USDA Zone 9b: to -3.8 C (25 F)

USDA Zone 10a: to -1.1 C (30 F)

USDA Zone 10b: to 1.7 C (35 F)

USDA Zone 11: above 4.5 C (40 F)

Sun Exposure:

Full Sun

Bloom Color:

Pale Yellow

Bloom Time:

Late Spring/Early Summer

Mid Summer

Late Summer/Early Fall

Mid Fall



Other details:

Unknown - Tell us

Soil pH requirements:

5.6 to 6.0 (acidic)

6.1 to 6.5 (mildly acidic)

6.6 to 7.5 (neutral)

Patent Information:


Propagation Methods:

From woody stem cuttings

From softwood cuttings

From seed; direct sow outdoors in fall

From seed; sow indoors before last frost

Seed Collecting:

Allow pods to dry on plant; break open to collect seeds

Foliage Color:

Unknown - Tell us

Bloom Characteristics:

Unknown - Tell us

Water Requirements:

Average Water Needs; Water regularly; do not overwater

Requires consistently moist soil; do not let dry out between waterings

Where to Grow:

Unknown - Tell us


This plant has been said to grow in the following regions:

Savannah, Georgia

Coushatta, Louisiana

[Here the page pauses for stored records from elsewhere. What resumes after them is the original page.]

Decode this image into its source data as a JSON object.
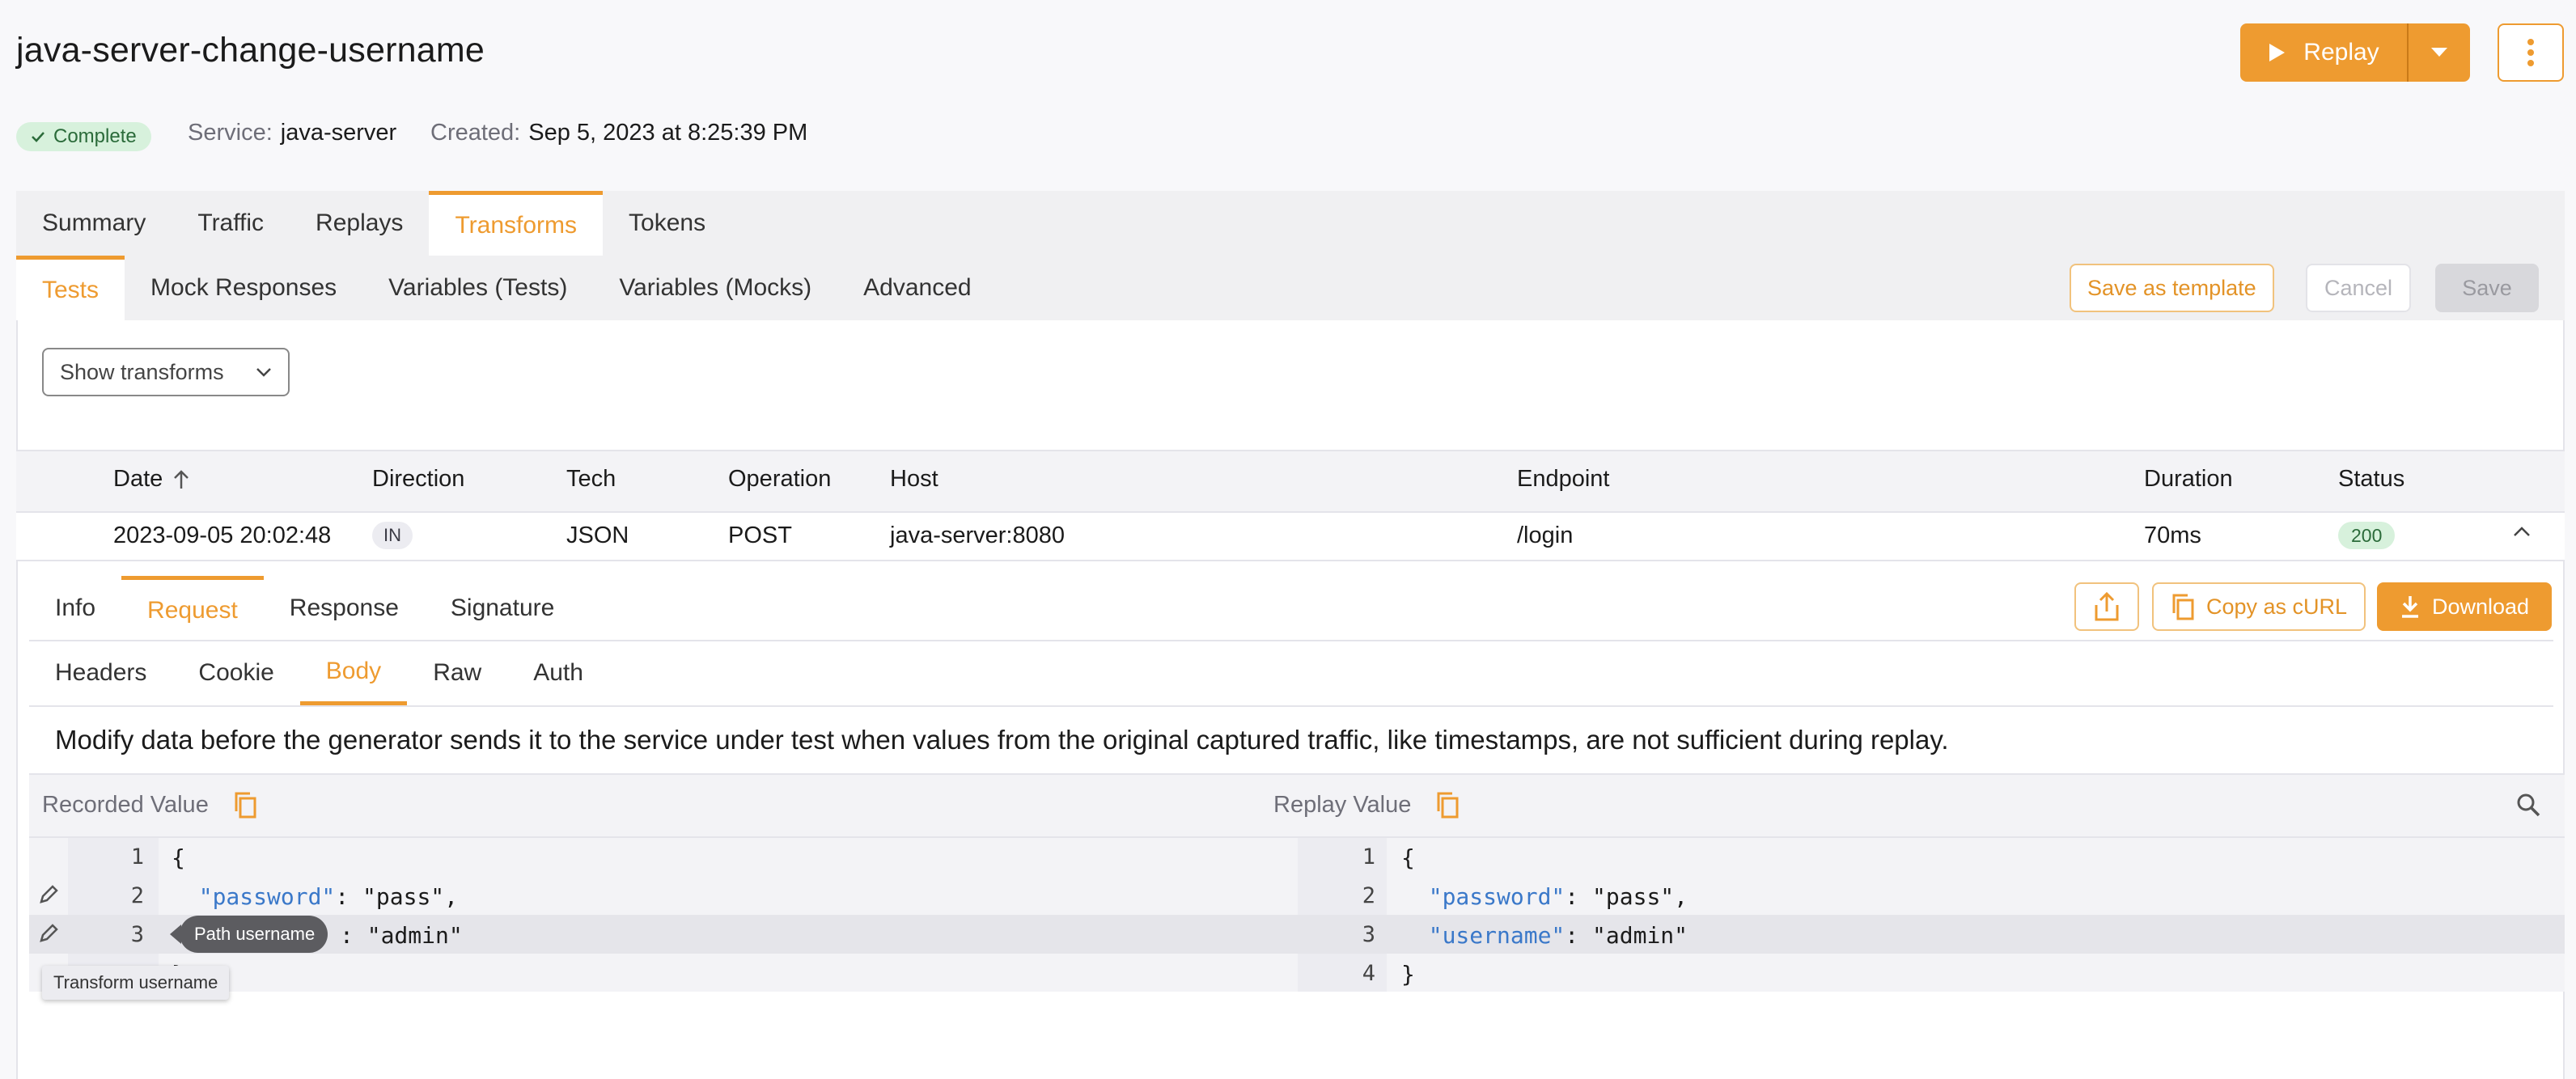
{
  "header": {
    "title": "java-server-change-username",
    "replay_label": "Replay",
    "status": "Complete",
    "service_key": "Service:",
    "service_value": "java-server",
    "created_key": "Created:",
    "created_value": "Sep 5, 2023 at 8:25:39 PM"
  },
  "main_tabs": [
    "Summary",
    "Traffic",
    "Replays",
    "Transforms",
    "Tokens"
  ],
  "transform_tabs": [
    "Tests",
    "Mock Responses",
    "Variables (Tests)",
    "Variables (Mocks)",
    "Advanced"
  ],
  "actions": {
    "save_template": "Save as template",
    "cancel": "Cancel",
    "save": "Save"
  },
  "show_transforms": "Show transforms",
  "table": {
    "headers": [
      "Date",
      "Direction",
      "Tech",
      "Operation",
      "Host",
      "Endpoint",
      "Duration",
      "Status"
    ],
    "row": {
      "date": "2023-09-05 20:02:48",
      "direction": "IN",
      "tech": "JSON",
      "operation": "POST",
      "host": "java-server:8080",
      "endpoint": "/login",
      "duration": "70ms",
      "status": "200"
    }
  },
  "detail_tabs": [
    "Info",
    "Request",
    "Response",
    "Signature"
  ],
  "request_tabs": [
    "Headers",
    "Cookie",
    "Body",
    "Raw",
    "Auth"
  ],
  "detail_actions": {
    "copy_curl": "Copy as cURL",
    "download": "Download"
  },
  "description": "Modify data before the generator sends it to the service under test when values from the original captured traffic, like timestamps, are not sufficient during replay.",
  "values": {
    "recorded_label": "Recorded Value",
    "replay_label": "Replay Value"
  },
  "recorded_lines": {
    "l1": "{",
    "l2_key": "\"password\"",
    "l2_rest": ": \"pass\",",
    "l3_rest": ": \"admin\"",
    "l4": "}"
  },
  "replay_lines": {
    "l1": "{",
    "l2_key": "\"password\"",
    "l2_rest": ": \"pass\",",
    "l3_key": "\"username\"",
    "l3_rest": ": \"admin\"",
    "l4": "}"
  },
  "tooltips": {
    "path": "Path username",
    "transform": "Transform username"
  },
  "colors": {
    "accent": "#ee9b30",
    "success_bg": "#d7f1dc",
    "json_key": "#3a78c9"
  }
}
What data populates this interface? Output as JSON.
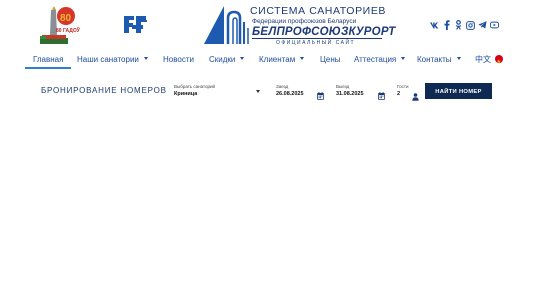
{
  "header": {
    "anniversary_emblem": {
      "icon": "victory-80-years-emblem-icon",
      "text": "80 ГАДОЎ"
    },
    "fpb_logo": {
      "icon": "fpb-logo-icon"
    },
    "brand": {
      "line1": "СИСТЕМА САНАТОРИЕВ",
      "line2": "Федерации профсоюзов Беларуси",
      "line3": "БЕЛПРОФСОЮЗКУРОРТ",
      "line4": "ОФИЦИАЛЬНЫЙ САЙТ"
    },
    "social_icons": [
      "vk-icon",
      "facebook-icon",
      "odnoklassniki-icon",
      "instagram-icon",
      "telegram-icon",
      "youtube-icon"
    ]
  },
  "nav": {
    "items": [
      {
        "label": "Главная",
        "dropdown": false,
        "active": true
      },
      {
        "label": "Наши санатории",
        "dropdown": true
      },
      {
        "label": "Новости",
        "dropdown": false
      },
      {
        "label": "Скидки",
        "dropdown": true
      },
      {
        "label": "Клиентам",
        "dropdown": true
      },
      {
        "label": "Цены",
        "dropdown": false
      },
      {
        "label": "Аттестация",
        "dropdown": true
      },
      {
        "label": "Контакты",
        "dropdown": true
      },
      {
        "label": "中文",
        "dropdown": false
      }
    ]
  },
  "booking": {
    "title": "БРОНИРОВАНИЕ НОМЕРОВ",
    "sanatorium": {
      "label": "Выбрать санаторий",
      "value": "Криница"
    },
    "checkin": {
      "label": "Заезд",
      "value": "26.08.2025"
    },
    "checkout": {
      "label": "Выезд",
      "value": "31.08.2025"
    },
    "guests": {
      "label": "Гости",
      "value": "2"
    },
    "button": "НАЙТИ НОМЕР"
  },
  "colors": {
    "brand_blue": "#1e3a78",
    "link_blue": "#1e4ea0",
    "button_bg": "#0f2a52",
    "active_underline": "#2f7fd0"
  }
}
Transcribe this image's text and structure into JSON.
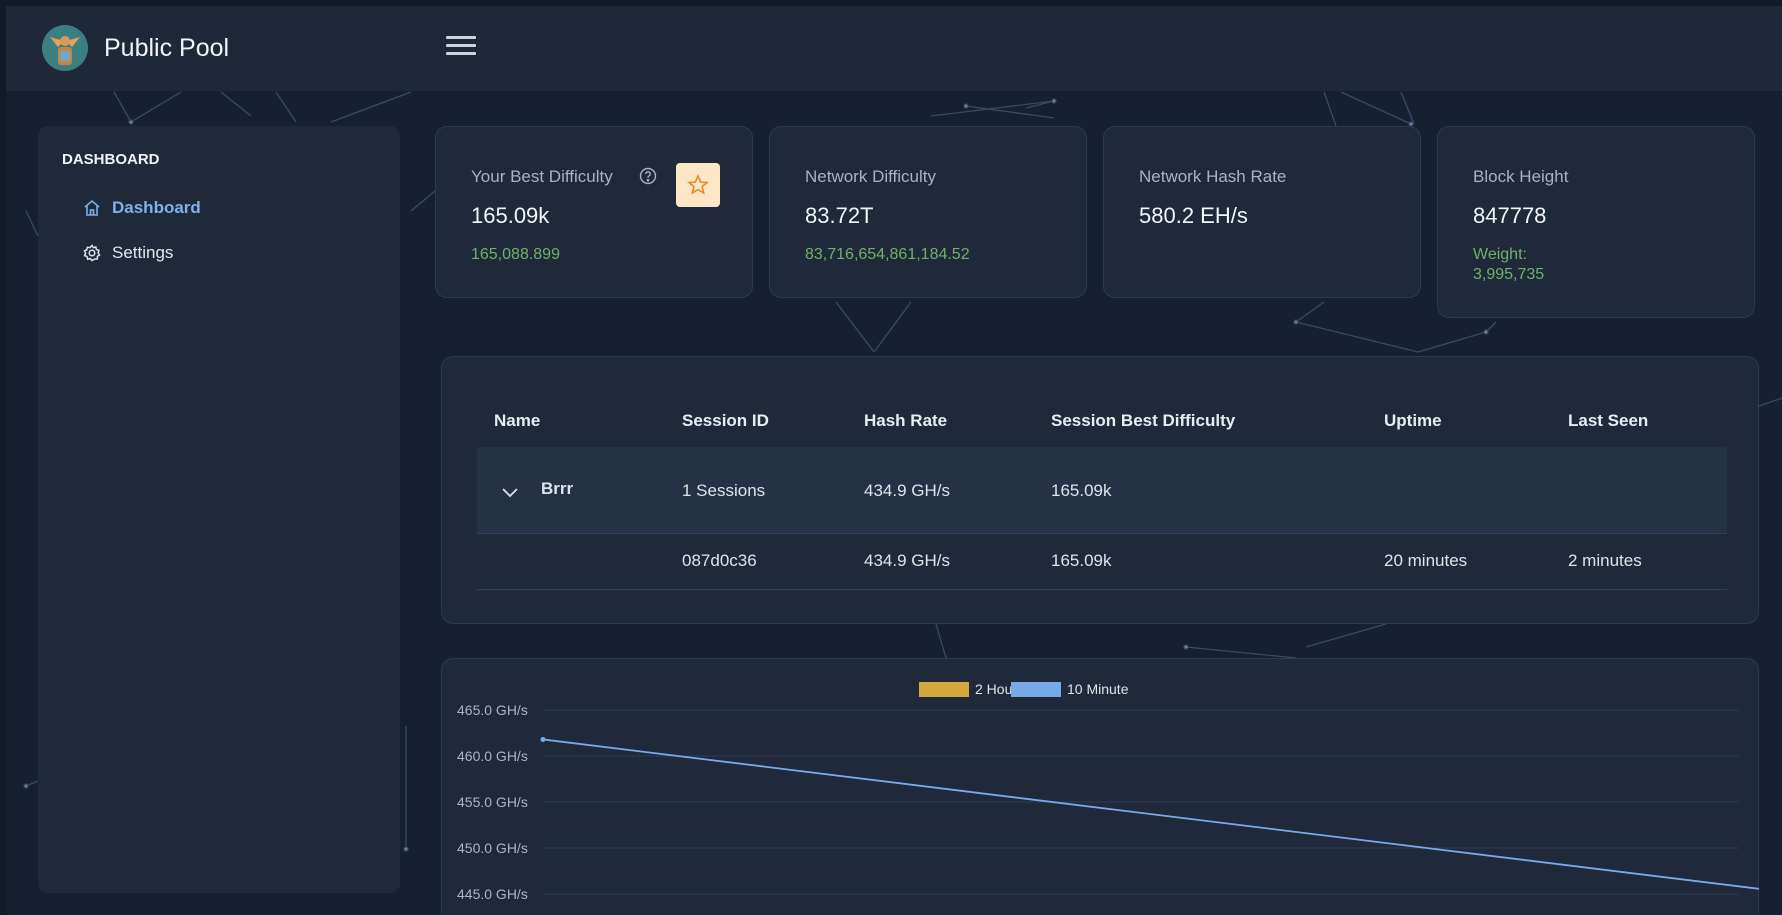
{
  "header": {
    "app_title": "Public Pool",
    "logo_icon": "pool-logo-icon",
    "menu_icon": "hamburger-menu-icon"
  },
  "sidebar": {
    "heading": "DASHBOARD",
    "items": [
      {
        "label": "Dashboard",
        "icon": "home-icon",
        "active": true
      },
      {
        "label": "Settings",
        "icon": "gear-icon",
        "active": false
      }
    ]
  },
  "stats": [
    {
      "label": "Your Best Difficulty",
      "value": "165.09k",
      "sub": "165,088.899"
    },
    {
      "label": "Network Difficulty",
      "value": "83.72T",
      "sub": "83,716,654,861,184.52"
    },
    {
      "label": "Network Hash Rate",
      "value": "580.2 EH/s",
      "sub": ""
    },
    {
      "label": "Block Height",
      "value": "847778",
      "sub_line1": "Weight:",
      "sub_line2": "3,995,735"
    }
  ],
  "workers_table": {
    "columns": [
      "Name",
      "Session ID",
      "Hash Rate",
      "Session Best Difficulty",
      "Uptime",
      "Last Seen"
    ],
    "group": {
      "name": "Brrr",
      "sessions": "1 Sessions",
      "hash_rate": "434.9 GH/s",
      "best_difficulty": "165.09k"
    },
    "sessions": [
      {
        "session_id": "087d0c36",
        "hash_rate": "434.9 GH/s",
        "best_difficulty": "165.09k",
        "uptime": "20 minutes",
        "last_seen": "2 minutes"
      }
    ]
  },
  "colors": {
    "accent": "#7fb0ea",
    "positive": "#6fb16a",
    "series_2h": "#d4a83b",
    "series_10m": "#78aaea"
  },
  "chart_data": {
    "type": "line",
    "ylabel": "",
    "y_ticks": [
      "465.0 GH/s",
      "460.0 GH/s",
      "455.0 GH/s",
      "450.0 GH/s",
      "445.0 GH/s"
    ],
    "ylim": [
      445,
      465
    ],
    "legend": [
      "2 Hour",
      "10 Minute"
    ],
    "legend_placement": "top-center",
    "series": [
      {
        "name": "2 Hour",
        "values": []
      },
      {
        "name": "10 Minute",
        "x": [
          0,
          1
        ],
        "values": [
          461.8,
          444.8
        ]
      }
    ]
  }
}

Lafayette, Louisiana

Baytown, Texas

Richmond, Texas

Gardeners' Notes:


On Jun 29, 2014, AANGELO from Milano,
Italy wrote:

I sown hamabo in spring 2010, and now the plants are circa1, 70 cm.
I wanted to know after how many years blooms and what time.



On Apr 1, 2010, stevesivek from Seabrook, TX (Zone 9a) wrote:

H. hamabo is much more cold hardy than most people realize. Mine is planted at the northern extreme of zone 9a in west Chambers county, TX. With the unusually cold winter of 2009-2010 we had temperatures to rival a zone 8a normal year. Not a single tip on any of the branches of my two trees were damaged. Now that spring has arrived they are beginning to fully leaf out. This hibiscus can successfully and easily be grown into a beautiful tree. Until hurricane Ike took it out I had one tree that was 20' tall with a trunk 10 inches in diameter. The limbs will become long and pendulous but with proper pruning can be trained to grow more upright. Grown in full sun it is a relatively fast grower. The blooms of hamabo tend to face slightly downward. When grown as a tree it makes a spectacular sigh... read more


On May 30, 2009, vossner from Richmond, TX (Zone 9a) wrote:

Planted inground, part shade. Has survived one zone 9a winter w/o virtually no damage. Medium grower, but that may be because planted in semi-shady location.